● BRIEF:
Each record below is to be restated word for word.

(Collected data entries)
Content starts

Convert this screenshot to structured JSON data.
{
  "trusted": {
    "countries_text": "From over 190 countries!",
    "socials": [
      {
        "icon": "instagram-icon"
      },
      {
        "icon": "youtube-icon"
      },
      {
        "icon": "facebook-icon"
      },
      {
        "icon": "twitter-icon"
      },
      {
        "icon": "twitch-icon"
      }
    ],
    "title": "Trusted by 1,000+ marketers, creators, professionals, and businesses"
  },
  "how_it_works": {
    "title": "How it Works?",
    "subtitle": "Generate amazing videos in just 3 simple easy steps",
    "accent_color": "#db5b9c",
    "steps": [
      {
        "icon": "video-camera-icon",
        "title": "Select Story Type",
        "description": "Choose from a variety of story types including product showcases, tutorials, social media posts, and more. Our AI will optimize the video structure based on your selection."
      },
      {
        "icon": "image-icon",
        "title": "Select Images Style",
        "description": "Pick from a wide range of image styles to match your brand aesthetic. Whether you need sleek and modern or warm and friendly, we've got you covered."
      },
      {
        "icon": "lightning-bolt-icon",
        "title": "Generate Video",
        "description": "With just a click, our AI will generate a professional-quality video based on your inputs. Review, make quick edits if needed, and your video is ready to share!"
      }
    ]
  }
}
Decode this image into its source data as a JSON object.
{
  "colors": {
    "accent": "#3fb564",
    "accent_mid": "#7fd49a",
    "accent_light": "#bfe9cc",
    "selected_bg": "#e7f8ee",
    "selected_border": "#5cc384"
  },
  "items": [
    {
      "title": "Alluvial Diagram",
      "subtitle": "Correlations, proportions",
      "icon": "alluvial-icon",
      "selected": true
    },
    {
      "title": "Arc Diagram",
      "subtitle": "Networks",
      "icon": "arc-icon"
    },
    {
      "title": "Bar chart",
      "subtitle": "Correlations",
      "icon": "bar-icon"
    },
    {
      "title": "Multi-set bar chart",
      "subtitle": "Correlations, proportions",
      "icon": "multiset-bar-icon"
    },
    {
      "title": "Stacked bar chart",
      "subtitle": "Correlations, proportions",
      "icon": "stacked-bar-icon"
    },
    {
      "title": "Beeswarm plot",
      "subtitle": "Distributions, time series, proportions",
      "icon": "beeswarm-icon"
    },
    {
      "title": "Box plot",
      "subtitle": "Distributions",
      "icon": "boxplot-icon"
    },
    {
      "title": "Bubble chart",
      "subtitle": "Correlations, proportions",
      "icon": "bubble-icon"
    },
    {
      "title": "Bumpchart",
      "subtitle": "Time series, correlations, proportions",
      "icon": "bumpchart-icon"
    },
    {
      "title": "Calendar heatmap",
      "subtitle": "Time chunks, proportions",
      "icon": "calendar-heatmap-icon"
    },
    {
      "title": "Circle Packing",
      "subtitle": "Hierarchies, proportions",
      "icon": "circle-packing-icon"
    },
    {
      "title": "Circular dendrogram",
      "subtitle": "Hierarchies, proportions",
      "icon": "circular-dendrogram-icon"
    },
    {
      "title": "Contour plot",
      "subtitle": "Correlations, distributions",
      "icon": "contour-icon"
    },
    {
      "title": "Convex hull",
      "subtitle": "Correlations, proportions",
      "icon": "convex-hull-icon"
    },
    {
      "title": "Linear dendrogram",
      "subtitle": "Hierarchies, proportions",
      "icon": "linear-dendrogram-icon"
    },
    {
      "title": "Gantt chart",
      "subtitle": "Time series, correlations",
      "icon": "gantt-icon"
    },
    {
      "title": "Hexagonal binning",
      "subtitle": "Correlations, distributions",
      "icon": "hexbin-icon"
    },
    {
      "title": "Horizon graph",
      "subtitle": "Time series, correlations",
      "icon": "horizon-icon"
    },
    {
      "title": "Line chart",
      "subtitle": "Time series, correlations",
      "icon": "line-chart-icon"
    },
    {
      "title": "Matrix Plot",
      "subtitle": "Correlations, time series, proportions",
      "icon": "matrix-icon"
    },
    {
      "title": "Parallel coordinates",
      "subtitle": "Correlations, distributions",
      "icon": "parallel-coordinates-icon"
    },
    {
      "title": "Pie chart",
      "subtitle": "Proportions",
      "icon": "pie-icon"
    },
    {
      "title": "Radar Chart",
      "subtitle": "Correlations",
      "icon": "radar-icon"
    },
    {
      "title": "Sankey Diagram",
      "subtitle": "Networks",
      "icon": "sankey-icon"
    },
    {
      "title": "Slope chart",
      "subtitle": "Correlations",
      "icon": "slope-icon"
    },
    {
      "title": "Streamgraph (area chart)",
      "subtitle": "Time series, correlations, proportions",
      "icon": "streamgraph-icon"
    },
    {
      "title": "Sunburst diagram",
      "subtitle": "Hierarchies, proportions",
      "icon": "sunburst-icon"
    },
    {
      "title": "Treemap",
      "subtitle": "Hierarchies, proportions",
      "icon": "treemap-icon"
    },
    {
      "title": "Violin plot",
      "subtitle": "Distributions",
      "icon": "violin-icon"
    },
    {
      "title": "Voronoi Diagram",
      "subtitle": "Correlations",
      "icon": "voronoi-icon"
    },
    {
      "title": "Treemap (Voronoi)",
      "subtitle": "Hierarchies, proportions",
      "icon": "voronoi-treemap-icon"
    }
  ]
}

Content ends

● ANSWER SECTION:
Convert this screenshot to structured JSON data.
{
  "trusted": {
    "countries_text": "From over 190 countries!",
    "socials": [
      {
        "icon": "instagram-icon"
      },
      {
        "icon": "youtube-icon"
      },
      {
        "icon": "facebook-icon"
      },
      {
        "icon": "twitter-icon"
      },
      {
        "icon": "twitch-icon"
      }
    ],
    "title": "Trusted by 1,000+ marketers, creators, professionals, and businesses"
  },
  "how_it_works": {
    "title": "How it Works?",
    "subtitle": "Generate amazing videos in just 3 simple easy steps",
    "accent_color": "#db5b9c",
    "steps": [
      {
        "icon": "video-camera-icon",
        "title": "Select Story Type",
        "description": "Choose from a variety of story types including product showcases, tutorials, social media posts, and more. Our AI will optimize the video structure based on your selection."
      },
      {
        "icon": "image-icon",
        "title": "Select Images Style",
        "description": "Pick from a wide range of image styles to match your brand aesthetic. Whether you need sleek and modern or warm and friendly, we've got you covered."
      },
      {
        "icon": "lightning-bolt-icon",
        "title": "Generate Video",
        "description": "With just a click, our AI will generate a professional-quality video based on your inputs. Review, make quick edits if needed, and your video is ready to share!"
      }
    ]
  }
}
Decode this image into its source data as a JSON object.
{
  "colors": {
    "accent": "#3fb564",
    "accent_mid": "#7fd49a",
    "accent_light": "#bfe9cc",
    "selected_bg": "#e7f8ee",
    "selected_border": "#5cc384"
  },
  "items": [
    {
      "title": "Alluvial Diagram",
      "subtitle": "Correlations, proportions",
      "icon": "alluvial-icon",
      "selected": true
    },
    {
      "title": "Arc Diagram",
      "subtitle": "Networks",
      "icon": "arc-icon"
    },
    {
      "title": "Bar chart",
      "subtitle": "Correlations",
      "icon": "bar-icon"
    },
    {
      "title": "Multi-set bar chart",
      "subtitle": "Correlations, proportions",
      "icon": "multiset-bar-icon"
    },
    {
      "title": "Stacked bar chart",
      "subtitle": "Correlations, proportions",
      "icon": "stacked-bar-icon"
    },
    {
      "title": "Beeswarm plot",
      "subtitle": "Distributions, time series, proportions",
      "icon": "beeswarm-icon"
    },
    {
      "title": "Box plot",
      "subtitle": "Distributions",
      "icon": "boxplot-icon"
    },
    {
      "title": "Bubble chart",
      "subtitle": "Correlations, proportions",
      "icon": "bubble-icon"
    },
    {
      "title": "Bumpchart",
      "subtitle": "Time series, correlations, proportions",
      "icon": "bumpchart-icon"
    },
    {
      "title": "Calendar heatmap",
      "subtitle": "Time chunks, proportions",
      "icon": "calendar-heatmap-icon"
    },
    {
      "title": "Circle Packing",
      "subtitle": "Hierarchies, proportions",
      "icon": "circle-packing-icon"
    },
    {
      "title": "Circular dendrogram",
      "subtitle": "Hierarchies, proportions",
      "icon": "circular-dendrogram-icon"
    },
    {
      "title": "Contour plot",
      "subtitle": "Correlations, distributions",
      "icon": "contour-icon"
    },
    {
      "title": "Convex hull",
      "subtitle": "Correlations, proportions",
      "icon": "convex-hull-icon"
    },
    {
      "title": "Linear dendrogram",
      "subtitle": "Hierarchies, proportions",
      "icon": "linear-dendrogram-icon"
    },
    {
      "title": "Gantt chart",
      "subtitle": "Time series, correlations",
      "icon": "gantt-icon"
    },
    {
      "title": "Hexagonal binning",
      "subtitle": "Correlations, distributions",
      "icon": "hexbin-icon"
    },
    {
      "title": "Horizon graph",
      "subtitle": "Time series, correlations",
      "icon": "horizon-icon"
    },
    {
      "title": "Line chart",
      "subtitle": "Time series, correlations",
      "icon": "line-chart-icon"
    },
    {
      "title": "Matrix Plot",
      "subtitle": "Correlations, time series, proportions",
      "icon": "matrix-icon"
    },
    {
      "title": "Parallel coordinates",
      "subtitle": "Correlations, distributions",
      "icon": "parallel-coordinates-icon"
    },
    {
      "title": "Pie chart",
      "subtitle": "Proportions",
      "icon": "pie-icon"
    },
    {
      "title": "Radar Chart",
      "subtitle": "Correlations",
      "icon": "radar-icon"
    },
    {
      "title": "Sankey Diagram",
      "subtitle": "Networks",
      "icon": "sankey-icon"
    },
    {
      "title": "Slope chart",
      "subtitle": "Correlations",
      "icon": "slope-icon"
    },
    {
      "title": "Streamgraph (area chart)",
      "subtitle": "Time series, correlations, proportions",
      "icon": "streamgraph-icon"
    },
    {
      "title": "Sunburst diagram",
      "subtitle": "Hierarchies, proportions",
      "icon": "sunburst-icon"
    },
    {
      "title": "Treemap",
      "subtitle": "Hierarchies, proportions",
      "icon": "treemap-icon"
    },
    {
      "title": "Violin plot",
      "subtitle": "Distributions",
      "icon": "violin-icon"
    },
    {
      "title": "Voronoi Diagram",
      "subtitle": "Correlations",
      "icon": "voronoi-icon"
    },
    {
      "title": "Treemap (Voronoi)",
      "subtitle": "Hierarchies, proportions",
      "icon": "voronoi-treemap-icon"
    }
  ]
}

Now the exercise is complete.